§ **Provided material**
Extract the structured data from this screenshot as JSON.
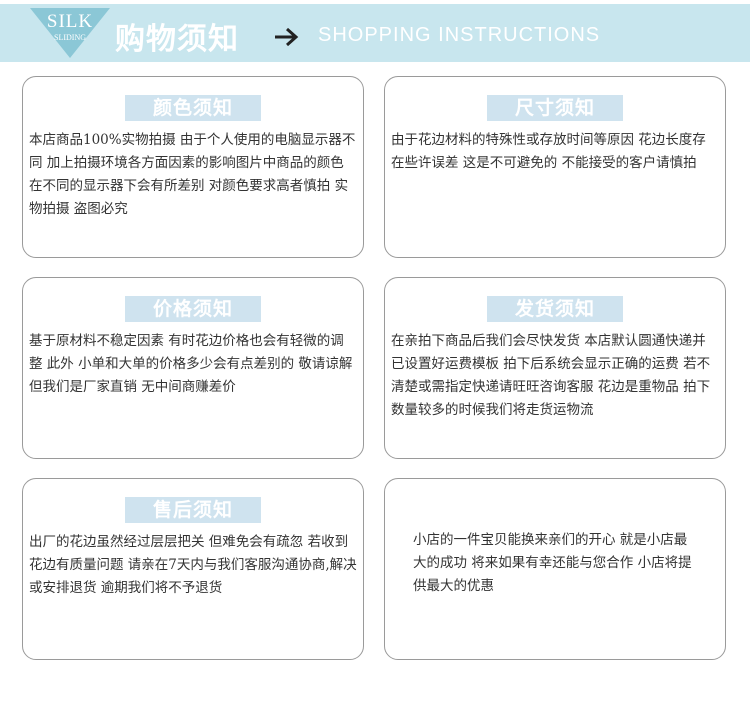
{
  "header": {
    "logo_text": "SILK",
    "logo_subtext": "SLIDING",
    "title": "购物须知",
    "arrow_icon": "arrow-right-icon",
    "subtitle": "SHOPPING INSTRUCTIONS",
    "banner_color": "#c8e6ee",
    "accent_color": "#8bc7d6"
  },
  "cards": [
    {
      "title": "颜色须知",
      "text": "本店商品100%实物拍摄 由于个人使用的电脑显示器不同 加上拍摄环境各方面因素的影响图片中商品的颜色在不同的显示器下会有所差别 对颜色要求高者慎拍 实物拍摄 盗图必究"
    },
    {
      "title": "尺寸须知",
      "text": "由于花边材料的特殊性或存放时间等原因 花边长度存在些许误差 这是不可避免的 不能接受的客户请慎拍"
    },
    {
      "title": "价格须知",
      "text": "基于原材料不稳定因素 有时花边价格也会有轻微的调整 此外 小单和大单的价格多少会有点差别的 敬请谅解 但我们是厂家直销 无中间商赚差价"
    },
    {
      "title": "发货须知",
      "text": "在亲拍下商品后我们会尽快发货 本店默认圆通快递并已设置好运费模板 拍下后系统会显示正确的运费 若不清楚或需指定快递请旺旺咨询客服 花边是重物品 拍下数量较多的时候我们将走货运物流"
    },
    {
      "title": "售后须知",
      "text": "出厂的花边虽然经过层层把关 但难免会有疏忽 若收到花边有质量问题 请亲在7天内与我们客服沟通协商,解决或安排退货 逾期我们将不予退货"
    },
    {
      "title": "",
      "text": "小店的一件宝贝能换来亲们的开心 就是小店最大的成功 将来如果有幸还能与您合作 小店将提供最大的优惠"
    }
  ]
}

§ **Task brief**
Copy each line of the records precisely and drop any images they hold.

§ **Response to this task**
Extract the structured data from this screenshot as JSON.
{
  "header": {
    "logo_text": "SILK",
    "logo_subtext": "SLIDING",
    "title": "购物须知",
    "arrow_icon": "arrow-right-icon",
    "subtitle": "SHOPPING INSTRUCTIONS",
    "banner_color": "#c8e6ee",
    "accent_color": "#8bc7d6"
  },
  "cards": [
    {
      "title": "颜色须知",
      "text": "本店商品100%实物拍摄 由于个人使用的电脑显示器不同 加上拍摄环境各方面因素的影响图片中商品的颜色在不同的显示器下会有所差别 对颜色要求高者慎拍 实物拍摄 盗图必究"
    },
    {
      "title": "尺寸须知",
      "text": "由于花边材料的特殊性或存放时间等原因 花边长度存在些许误差 这是不可避免的 不能接受的客户请慎拍"
    },
    {
      "title": "价格须知",
      "text": "基于原材料不稳定因素 有时花边价格也会有轻微的调整 此外 小单和大单的价格多少会有点差别的 敬请谅解 但我们是厂家直销 无中间商赚差价"
    },
    {
      "title": "发货须知",
      "text": "在亲拍下商品后我们会尽快发货 本店默认圆通快递并已设置好运费模板 拍下后系统会显示正确的运费 若不清楚或需指定快递请旺旺咨询客服 花边是重物品 拍下数量较多的时候我们将走货运物流"
    },
    {
      "title": "售后须知",
      "text": "出厂的花边虽然经过层层把关 但难免会有疏忽 若收到花边有质量问题 请亲在7天内与我们客服沟通协商,解决或安排退货 逾期我们将不予退货"
    },
    {
      "title": "",
      "text": "小店的一件宝贝能换来亲们的开心 就是小店最大的成功 将来如果有幸还能与您合作 小店将提供最大的优惠"
    }
  ]
}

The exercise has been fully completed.